“The big difference between traditional stage and panto productions is the active encouragement of audience participation for the latter,” says Chapman, who is co-directing this year’s panto with Ken Roberts. “The more the audience interacts with the action onstage the better and the more fun everyone has.” In fact, before each performance, Chapman actually “warms up” the audience by having members practice their booing and cheering. The cast is all local, with 40 people in the chorus, ranging from five to 84 years of age. Chapman says there are a few surprises in order, including a dancing cow.

“It’s all quite silly and a lot of fun,” says Chapman. “We usually have sell-outs, so people should get their tickets early.”

Jack and The Beanstalk plays at the Elgin Theatre Guild from December 3 to 13.

Of Mice and MenFor readers seeking more adult-oriented theatre, By The Book Theatre is presenting John Steinbeck’s Of Mice and Men in the McManus Studio Theatre at the Grand from November 24 to December 5. Director/producer Mark Killeen refers to Steinbeck’s classic tale of two drifters — George Milton (played by Andre Cormier) and his dim-witted companion Lennie Small (Rob Deman) — trying to survive in Depression-era America as a “time capsule.”

“One of my favourite lines from the Steinbeck novella was ‘Live off the fat of the land’ spoken by Lennie,” says Killeen. “The play opens up a whole lot of issues and themes including the dream of a better life, loneliness, how society deals with racism, people with disabilities, and why people couple.”

Killeen points out that Curley’s wife, played by Jesslyn Hodgson, plays a much more prominent role in the play than in the novella.

The production will be staged with lots of design and a minimalist artistic set with flats. “It will all work together to tell the story exactly as the words come off the page,” says Killeen. “It’s a wonderful piece of literature and we’re going to try to do it justice.”

Of Mice and Men is recommended for ages 14 plus.

Swordplay is serious business, even in pantomime!

Swordplay is serious business, even in pantomime!

London Community Players revisit the Robin Hood tale with The Trials of Robin Hood at the Palace Theatre. “This production is perfect, family-friendly theatre for the holidays,” says director Ceris Thomas. “It’s a silly version that had me laughing out loud as I read the script.
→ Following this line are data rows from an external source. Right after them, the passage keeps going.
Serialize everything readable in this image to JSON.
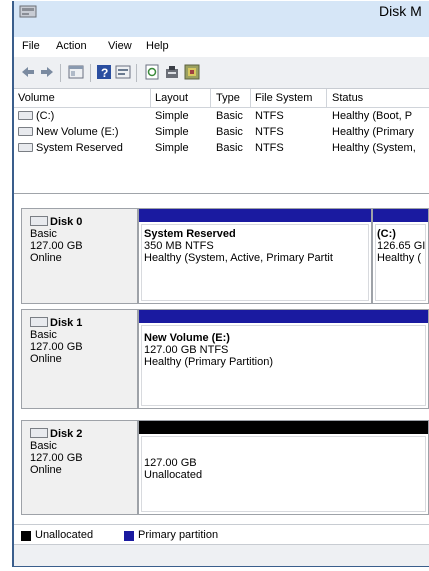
{
  "window": {
    "title": "Disk M"
  },
  "menu": [
    {
      "label": "File"
    },
    {
      "label": "Action"
    },
    {
      "label": "View"
    },
    {
      "label": "Help"
    }
  ],
  "toolbar": {
    "icons": [
      "back-arrow-icon",
      "forward-arrow-icon",
      "console-tree-icon",
      "help-icon",
      "help-topics-icon",
      "refresh-icon",
      "properties-icon",
      "rescan-icon"
    ]
  },
  "volume_table": {
    "headers": [
      "Volume",
      "Layout",
      "Type",
      "File System",
      "Status"
    ],
    "rows": [
      {
        "volume": "(C:)",
        "layout": "Simple",
        "type": "Basic",
        "fs": "NTFS",
        "status": "Healthy (Boot, P"
      },
      {
        "volume": "New Volume (E:)",
        "layout": "Simple",
        "type": "Basic",
        "fs": "NTFS",
        "status": "Healthy (Primary"
      },
      {
        "volume": "System Reserved",
        "layout": "Simple",
        "type": "Basic",
        "fs": "NTFS",
        "status": "Healthy (System,"
      }
    ]
  },
  "disks": [
    {
      "name": "Disk 0",
      "kind": "Basic",
      "size": "127.00 GB",
      "state": "Online",
      "partitions": [
        {
          "name": "System Reserved",
          "detail": "350 MB NTFS",
          "status": "Healthy (System, Active, Primary Partit"
        },
        {
          "name": "(C:)",
          "detail": "126.65 GI",
          "status": "Healthy ("
        }
      ]
    },
    {
      "name": "Disk 1",
      "kind": "Basic",
      "size": "127.00 GB",
      "state": "Online",
      "partitions": [
        {
          "name": "New Volume  (E:)",
          "detail": "127.00 GB NTFS",
          "status": "Healthy (Primary Partition)"
        }
      ]
    },
    {
      "name": "Disk 2",
      "kind": "Basic",
      "size": "127.00 GB",
      "state": "Online",
      "partitions": [
        {
          "name": "",
          "detail": "127.00 GB",
          "status": "Unallocated"
        }
      ]
    }
  ],
  "legend": [
    {
      "label": "Unallocated",
      "color": "#000000"
    },
    {
      "label": "Primary partition",
      "color": "#00008b"
    }
  ],
  "colors": {
    "primary": "#1a1aa0",
    "unallocated": "#000000",
    "titlebar": "#d6e6f7"
  }
}
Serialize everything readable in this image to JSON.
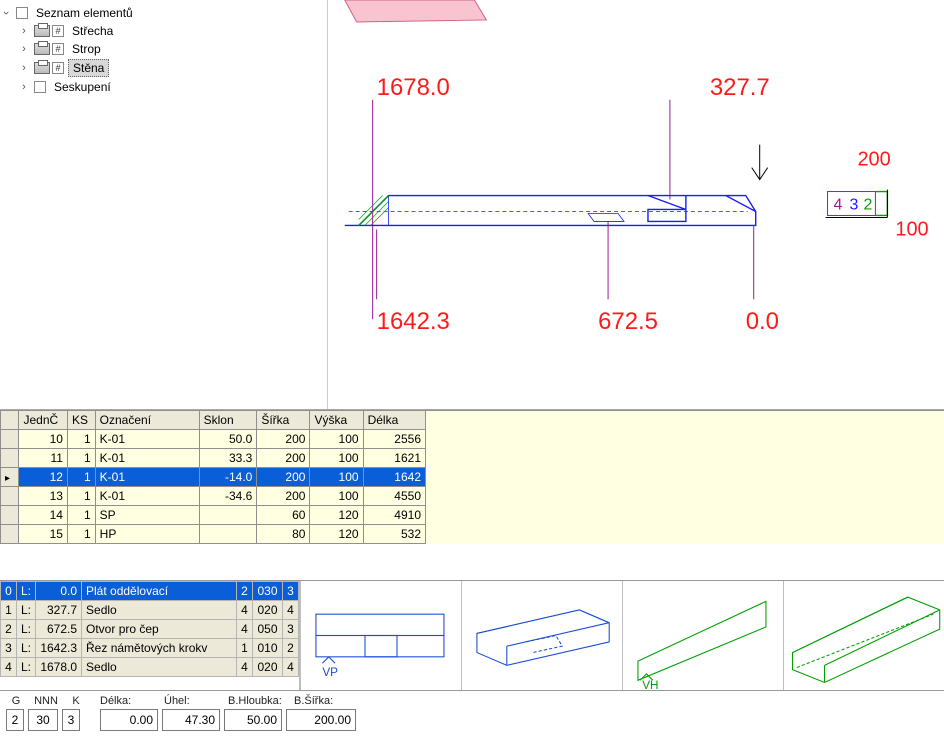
{
  "tree": {
    "root_label": "Seznam elementů",
    "items": [
      "Střecha",
      "Strop",
      "Stěna",
      "Seskupení"
    ],
    "selected_index": 2
  },
  "dimensions": {
    "top_left": "1678.0",
    "top_right": "327.7",
    "bottom_left": "1642.3",
    "bottom_mid": "672.5",
    "bottom_right": "0.0",
    "section_w": "200",
    "section_h": "100",
    "section_x": "4",
    "section_y": "3",
    "section_z": "2"
  },
  "elements_table": {
    "headers": [
      "JednČ",
      "KS",
      "Označení",
      "Sklon",
      "Šířka",
      "Výška",
      "Délka"
    ],
    "rows": [
      {
        "n": "10",
        "ks": "1",
        "label": "K-01",
        "slope": "50.0",
        "w": "200",
        "h": "100",
        "len": "2556"
      },
      {
        "n": "11",
        "ks": "1",
        "label": "K-01",
        "slope": "33.3",
        "w": "200",
        "h": "100",
        "len": "1621"
      },
      {
        "n": "12",
        "ks": "1",
        "label": "K-01",
        "slope": "-14.0",
        "w": "200",
        "h": "100",
        "len": "1642"
      },
      {
        "n": "13",
        "ks": "1",
        "label": "K-01",
        "slope": "-34.6",
        "w": "200",
        "h": "100",
        "len": "4550"
      },
      {
        "n": "14",
        "ks": "1",
        "label": "SP",
        "slope": "",
        "w": "60",
        "h": "120",
        "len": "4910"
      },
      {
        "n": "15",
        "ks": "1",
        "label": "HP",
        "slope": "",
        "w": "80",
        "h": "120",
        "len": "532"
      }
    ],
    "selected_index": 2
  },
  "operations": {
    "rows": [
      {
        "i": "0",
        "lp": "L:",
        "pos": "0.0",
        "name": "Plát oddělovací",
        "a": "2",
        "b": "030",
        "c": "3"
      },
      {
        "i": "1",
        "lp": "L:",
        "pos": "327.7",
        "name": "Sedlo",
        "a": "4",
        "b": "020",
        "c": "4"
      },
      {
        "i": "2",
        "lp": "L:",
        "pos": "672.5",
        "name": "Otvor pro čep",
        "a": "4",
        "b": "050",
        "c": "3"
      },
      {
        "i": "3",
        "lp": "L:",
        "pos": "1642.3",
        "name": "Řez námětových krokv",
        "a": "1",
        "b": "010",
        "c": "2"
      },
      {
        "i": "4",
        "lp": "L:",
        "pos": "1678.0",
        "name": "Sedlo",
        "a": "4",
        "b": "020",
        "c": "4"
      }
    ],
    "selected_index": 0
  },
  "thumb_labels": {
    "vp": "VP",
    "vh": "VH"
  },
  "bottom": {
    "labels": {
      "g": "G",
      "nnn": "NNN",
      "k": "K",
      "delka": "Délka:",
      "uhel": "Úhel:",
      "hloubka": "B.Hloubka:",
      "sirka": "B.Šířka:"
    },
    "values": {
      "g": "2",
      "nnn": "30",
      "k": "3",
      "delka": "0.00",
      "uhel": "47.30",
      "hloubka": "50.00",
      "sirka": "200.00"
    }
  }
}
Just this side of a panto, the script actively encourages audience participation.”

King Richard has returned to England and wants to know what has happened during his absence. Robin is put on trial, but what is unique about this production is that it is told through the points of view of different Robin Hoods — one of whom is the typical hero told by Robin himself, a second “lusty” Robin told by Maid Marion, and a third one who is depicted as an idiot as told by the Sheriff of Nottingham. The audience gets to decide which depiction of Robin Hood is the “true” one, says Thomas.

Original music for the production is being composed by London singer/songwriter Donna Creighton. “Donna is writing some catchy tunes that the audience can sing along with,” says Thomas. “It’s a big Christmas party suitable for families with children four and up,” says Thomas. “Don’t plan a party, bring everybody here!”

The Trials of Robin Hood plays from December 3 to 20 on the mainstage at the Palace Theatre.

About the author

Rick Young

Rick Young, whose work has been published in local, regional and national print and online publications, was the Managing Editor, Publisher and founder of The Beat Magazine, an independent London arts magazine, from 2009 to 2014.